29 July 2013: First up is Count I’m not sure how Jewish and Christian holy men compare in rank, but I’m assuming an Old Testament prophet would be at least the equal of a saint. That being the case, the most mean-spirited saint ever would have to be this guy: Though for sheer irresponsibility in terms of reckless use of miracles, sometimes resulting in fatalities, the runaway winner is none other than Jesus Christ! Only in the Infancy Gospels of course, which are no longer considered Holy Writ. But there was a time when they were! On a related note, for several decades now, superhero comics have been aware that characters whose powers are genetically innate would be impossible for normal human parents to raise – how, exactly, do you cope with a two-year-old who can throw cars, or set fire to you by looking at you when he’s angry?
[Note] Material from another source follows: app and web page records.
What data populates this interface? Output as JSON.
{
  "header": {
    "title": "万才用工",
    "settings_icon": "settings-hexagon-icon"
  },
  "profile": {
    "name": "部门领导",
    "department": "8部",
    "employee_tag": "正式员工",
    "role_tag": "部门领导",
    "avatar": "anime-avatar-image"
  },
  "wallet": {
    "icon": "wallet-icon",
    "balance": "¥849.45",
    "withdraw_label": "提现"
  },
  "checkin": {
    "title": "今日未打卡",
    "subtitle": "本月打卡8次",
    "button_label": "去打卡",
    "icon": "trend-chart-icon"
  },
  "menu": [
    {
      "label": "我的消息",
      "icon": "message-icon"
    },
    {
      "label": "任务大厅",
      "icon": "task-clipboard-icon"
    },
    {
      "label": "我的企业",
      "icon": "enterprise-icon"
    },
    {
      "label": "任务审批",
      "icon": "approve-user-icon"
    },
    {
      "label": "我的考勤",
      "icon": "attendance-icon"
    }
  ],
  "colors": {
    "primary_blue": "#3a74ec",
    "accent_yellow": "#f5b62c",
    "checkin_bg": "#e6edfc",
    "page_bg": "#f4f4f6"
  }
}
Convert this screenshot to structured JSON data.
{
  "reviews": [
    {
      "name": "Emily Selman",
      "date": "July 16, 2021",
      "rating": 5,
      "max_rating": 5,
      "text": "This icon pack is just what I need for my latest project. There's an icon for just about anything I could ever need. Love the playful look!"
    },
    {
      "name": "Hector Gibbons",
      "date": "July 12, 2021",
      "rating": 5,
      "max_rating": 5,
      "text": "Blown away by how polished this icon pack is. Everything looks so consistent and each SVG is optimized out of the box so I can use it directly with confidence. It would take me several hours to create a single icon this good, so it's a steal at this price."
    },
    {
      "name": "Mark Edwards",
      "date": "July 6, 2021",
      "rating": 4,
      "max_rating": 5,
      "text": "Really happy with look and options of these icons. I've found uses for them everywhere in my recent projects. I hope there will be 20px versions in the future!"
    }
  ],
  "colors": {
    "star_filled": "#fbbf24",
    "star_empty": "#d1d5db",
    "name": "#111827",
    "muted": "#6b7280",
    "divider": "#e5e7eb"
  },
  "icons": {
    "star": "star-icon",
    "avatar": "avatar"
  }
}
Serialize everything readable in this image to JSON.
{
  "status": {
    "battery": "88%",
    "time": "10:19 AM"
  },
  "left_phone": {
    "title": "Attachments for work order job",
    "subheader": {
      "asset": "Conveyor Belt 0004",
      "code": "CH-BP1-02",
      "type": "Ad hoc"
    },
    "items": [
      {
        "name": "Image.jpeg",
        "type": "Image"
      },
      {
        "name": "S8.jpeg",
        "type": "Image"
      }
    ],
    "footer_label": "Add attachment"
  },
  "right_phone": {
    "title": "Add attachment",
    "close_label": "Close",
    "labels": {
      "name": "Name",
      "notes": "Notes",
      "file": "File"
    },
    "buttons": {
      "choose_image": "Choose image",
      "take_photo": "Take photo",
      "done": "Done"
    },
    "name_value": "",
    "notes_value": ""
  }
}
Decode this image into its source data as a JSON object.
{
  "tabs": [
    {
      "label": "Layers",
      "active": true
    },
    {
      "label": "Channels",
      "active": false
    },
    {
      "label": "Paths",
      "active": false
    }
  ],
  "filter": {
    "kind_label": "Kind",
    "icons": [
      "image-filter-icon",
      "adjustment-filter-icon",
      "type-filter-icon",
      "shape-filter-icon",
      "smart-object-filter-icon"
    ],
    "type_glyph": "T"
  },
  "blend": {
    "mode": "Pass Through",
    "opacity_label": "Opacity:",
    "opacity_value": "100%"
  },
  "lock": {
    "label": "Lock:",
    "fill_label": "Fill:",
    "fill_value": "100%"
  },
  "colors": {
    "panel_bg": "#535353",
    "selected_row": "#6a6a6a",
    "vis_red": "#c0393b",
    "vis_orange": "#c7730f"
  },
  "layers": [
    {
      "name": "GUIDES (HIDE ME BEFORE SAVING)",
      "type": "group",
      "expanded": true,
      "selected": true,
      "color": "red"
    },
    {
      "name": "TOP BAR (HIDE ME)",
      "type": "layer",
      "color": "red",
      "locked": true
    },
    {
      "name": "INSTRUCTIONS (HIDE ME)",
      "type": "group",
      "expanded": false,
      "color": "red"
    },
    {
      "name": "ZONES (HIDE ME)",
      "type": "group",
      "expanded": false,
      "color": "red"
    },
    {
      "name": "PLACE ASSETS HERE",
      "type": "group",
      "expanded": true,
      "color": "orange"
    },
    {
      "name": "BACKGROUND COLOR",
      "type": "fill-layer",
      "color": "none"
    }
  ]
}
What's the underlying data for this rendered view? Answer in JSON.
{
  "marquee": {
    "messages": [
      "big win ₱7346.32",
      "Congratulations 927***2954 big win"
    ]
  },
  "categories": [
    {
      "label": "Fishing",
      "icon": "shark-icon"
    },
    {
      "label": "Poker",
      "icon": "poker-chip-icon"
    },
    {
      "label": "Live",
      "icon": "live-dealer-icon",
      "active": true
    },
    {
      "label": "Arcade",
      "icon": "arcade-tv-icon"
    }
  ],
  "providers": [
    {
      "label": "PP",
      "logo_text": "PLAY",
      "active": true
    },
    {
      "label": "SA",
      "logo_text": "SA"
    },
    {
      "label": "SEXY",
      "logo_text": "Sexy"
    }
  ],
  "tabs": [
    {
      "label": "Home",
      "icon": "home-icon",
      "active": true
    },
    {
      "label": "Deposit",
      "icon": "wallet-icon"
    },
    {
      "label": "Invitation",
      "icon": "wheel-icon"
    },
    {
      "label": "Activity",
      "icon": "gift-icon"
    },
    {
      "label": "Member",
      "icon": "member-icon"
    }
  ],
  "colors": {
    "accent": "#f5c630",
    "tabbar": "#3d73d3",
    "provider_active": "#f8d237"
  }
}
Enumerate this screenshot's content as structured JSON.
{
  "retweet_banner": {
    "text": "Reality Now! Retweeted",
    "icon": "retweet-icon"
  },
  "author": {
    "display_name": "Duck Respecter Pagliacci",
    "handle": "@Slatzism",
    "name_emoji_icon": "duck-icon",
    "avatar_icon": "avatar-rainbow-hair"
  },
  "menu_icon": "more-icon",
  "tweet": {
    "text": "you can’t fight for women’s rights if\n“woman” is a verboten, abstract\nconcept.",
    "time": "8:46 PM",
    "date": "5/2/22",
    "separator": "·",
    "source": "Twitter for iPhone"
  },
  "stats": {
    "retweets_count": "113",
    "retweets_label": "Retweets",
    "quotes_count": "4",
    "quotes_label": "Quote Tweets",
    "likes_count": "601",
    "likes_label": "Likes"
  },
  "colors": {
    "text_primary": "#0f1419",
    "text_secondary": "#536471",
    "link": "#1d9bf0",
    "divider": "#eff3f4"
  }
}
Therefore not only do the Marvel mutants only become superpowered at puberty, but in the DC universe, Superman was retroactively decreed to have gradually acquired his godlike abilities at a similar age (by the way, the character currently known as Superboy is not the same person as Superman). However, back in the day, it didn’t occur to anybody that a toddler who was to all intents and purposes God would be terrifyingly out of control, and the concept was treated humorously in a number of tales that nowadays officially didn’t happen – a 20th century Infancy Gospel? By the way, I happened to notice a book title which seems apposite: Chris from Haunted Ohio Book writes in: Oh, but why stop with Wales or Ireland if we are discussing spiritual interpersonal violence? For example, the young Christ in the Infancy Gospel of Thomas/Malevolent Acts striking dead a young boy who ran into him accidentally. The God of Wrath of the Old Testament smiting Uzzah for steadying the Ark of the Covenant, 2 Samuel 6: 7. No good deed goes unpunished…. My vote goes to the vicious Virgins of Italy, images of the Virgin said to be so powerful that they are capable of killing onlookers. They must be placated and are kept veiled to avert disaster. (See Madonnas That Maim: Popular Catholicism in Italy since the Fifteenth Century, Michael P. Carroll.) The Saints of the British Isles, though, do take the biscuit (the Host, if we wish to be irreverent) for smiting their enemies: The misogynistic St Cuthbert, who would instantly punish any woman who came near his shrine. St Columba causing the ships of English raiders who had despoiled Inchcolm to burst into flames and sink. St Patrick killing Foylge, whose body was then re-animated by the Devil. St Hugh of Lincoln, whose excommunications killed several sinners. Throop, Susanna A. and Paul R. Hyams. Vengeance in the Middle Ages: Emotion, Religion and Feud. Farnham, UK: Ashgate, 2010 has a section on vengeful Irish saints. KJH writes: It is well understood that many of the so-called earlier saints in Christianity would not qualify for the title if subjected to modern standards. The most they might achieve would be a “Blessed” or “Venerable.” Not all saints are born as saints – they go through a developmental period where their deeds, words and actions can fall short of the heroic standard required for sainthood. Even so-called miracles aren’t evidence of sainthood if they aren’t in line with Christian spirituality. As your article points out, culture does play a role. Another example might be the ‘crazy’ saints of early Russia after the Mongolian invasion (google ‘holy fools’). MC writes I haven’t heard of this one actually doing anything particularly nasty, but with a name like that, the potential is there: Lucifer of Cagliari – Wikipedia, the free encyclopedia Thanks Count, KMH and MC!